South Africa
1977 ←
29 April 1981 → 1984

All 165 elected seats in the House of Assembly
  First party Second party
  PW Botha 1962.jpg
Leader P. W. Botha Frederik van Zyl Slabbert
Party National Party Progressive Federal
Last election 134 17
Seats won 131 26
Seat change Decrease3 Increase9

Prime Minister before election

P. W. Botha
National Party

Elected Prime Minister

P. W. Botha
National Party

Flag of South Africa.svg
This article is part of a series on the
politics and government of
South Africa

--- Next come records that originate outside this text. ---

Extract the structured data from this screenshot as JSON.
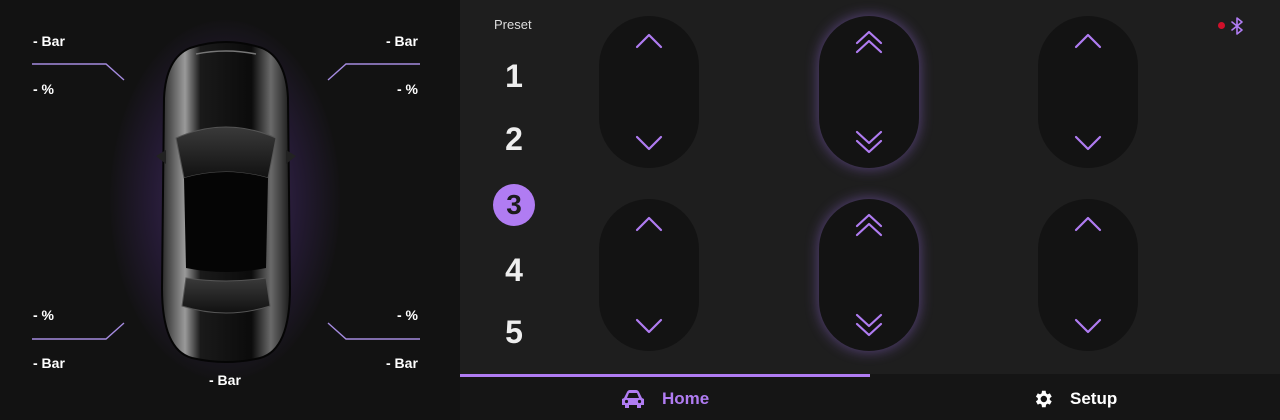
{
  "pressures": {
    "front_left": "- Bar",
    "front_right": "- Bar",
    "rear_left": "- Bar",
    "rear_right": "- Bar",
    "tank": "- Bar"
  },
  "heights": {
    "front_left": "- %",
    "front_right": "- %",
    "rear_left": "- %",
    "rear_right": "- %"
  },
  "presets": {
    "title": "Preset",
    "items": [
      "1",
      "2",
      "3",
      "4",
      "5"
    ],
    "active": "3"
  },
  "nav": {
    "home_label": "Home",
    "setup_label": "Setup",
    "active": "Home"
  },
  "status": {
    "bluetooth": "disconnected",
    "indicator_color": "#d0102a"
  },
  "icons": [
    "car-icon",
    "gear-icon",
    "bluetooth-icon",
    "chevron-up-icon",
    "chevron-down-icon",
    "double-chevron-up-icon",
    "double-chevron-down-icon"
  ],
  "colors": {
    "accent": "#b07cf2",
    "background": "#151515",
    "panel": "#1e1e1e"
  }
}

During the 1981 South African general election, held on 29 April of that year, the National Party, under the leadership of P. W. Botha since 1978, lost some support, but achieved another landslide victory, winning 131 of 165 directly-elected seats in the House of Assembly.[1]

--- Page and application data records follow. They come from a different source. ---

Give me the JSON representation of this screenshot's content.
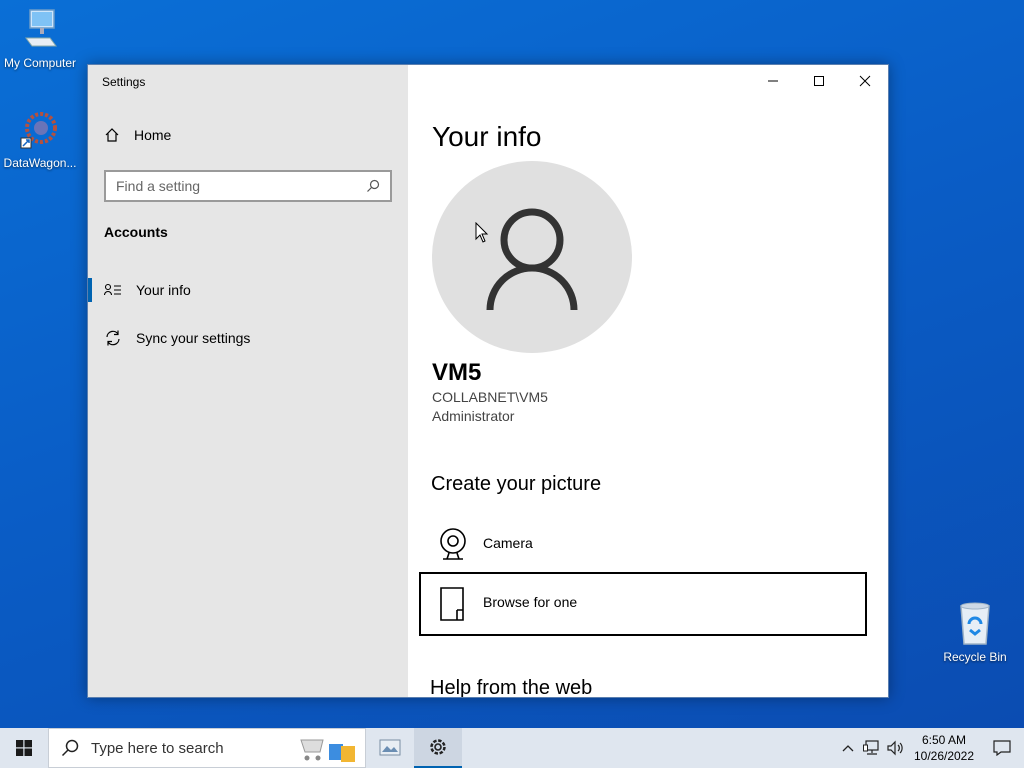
{
  "desktop": {
    "icons": [
      {
        "label": "My Computer"
      },
      {
        "label": "DataWagon..."
      },
      {
        "label": "Recycle Bin"
      }
    ]
  },
  "window": {
    "title": "Settings",
    "sidebar": {
      "home_label": "Home",
      "search_placeholder": "Find a setting",
      "section_heading": "Accounts",
      "items": [
        {
          "label": "Your info",
          "active": true
        },
        {
          "label": "Sync your settings",
          "active": false
        }
      ]
    },
    "main": {
      "title": "Your info",
      "user_name": "VM5",
      "user_domain": "COLLABNET\\VM5",
      "user_role": "Administrator",
      "create_picture_heading": "Create your picture",
      "options": [
        {
          "label": "Camera"
        },
        {
          "label": "Browse for one"
        }
      ],
      "help_heading": "Help from the web"
    }
  },
  "taskbar": {
    "search_placeholder": "Type here to search",
    "time": "6:50 AM",
    "date": "10/26/2022"
  },
  "colors": {
    "accent": "#0063b1",
    "desktop": "#0a5dc6"
  }
}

Its membership now included 12 additional members, of whom four were appointed by the State President and eight were elected by the directly elected members.[2]

The elected additional members were chosen by means of proportional representation, by means of the single transferable vote.[1]

Meanwhile, the Progressive Federal Party – led since 1979 by Frederik van Zyl Slabbert, an Afrikaner – increased its representation to 26 seats, thereby consolidating its position as the official opposition.

The Herstigte Nasionale Party (HNP), which represented right-wing Afrikaner conservatives, received 14.1% of the popular vote but did not gain any seats.[1]

Results[edit]

Party Leader Votes % Elected seats Other seats Total seats
National Party P.W. Botha 777,558 56.96% 131 11 143
Progressive Federal Party Frederik van Zyl Slabbert 265,297 19.44% 26 1 27
Herstigte Nasionale Party Jaap Marais 192,304 14.09% 0 0 0
New Republic Party Vause Raw 106,764 7.82% 8 0 8
  Others 23,044 1.68% 0 0 0
Total 100.00% 165 12 177

Constitutional changes[edit]

The 1981 election was the first since the abolition of the Senate that year, the House of Assembly had become the sole chamber of Parliament.[3] It was also the last to be held under the then 1961 Constitution, under which South Africa had become a republic, while retaining a Westminster-style parliamentary system.

References[edit]

  1. ^ a b c SOUTH AFRICA Date of Elections: 29 April 1981, International Parliamentary Union
  2. ^ The Comparative and International Law Journal of Southern Africa, Volume 13, Institute of Foreign and Comparative Law, University of South Africa, 1981, page 354
  3. ^ Parliaments of South Africa, J.J.L Cloete, J.L. van Schaik, 1985, page 62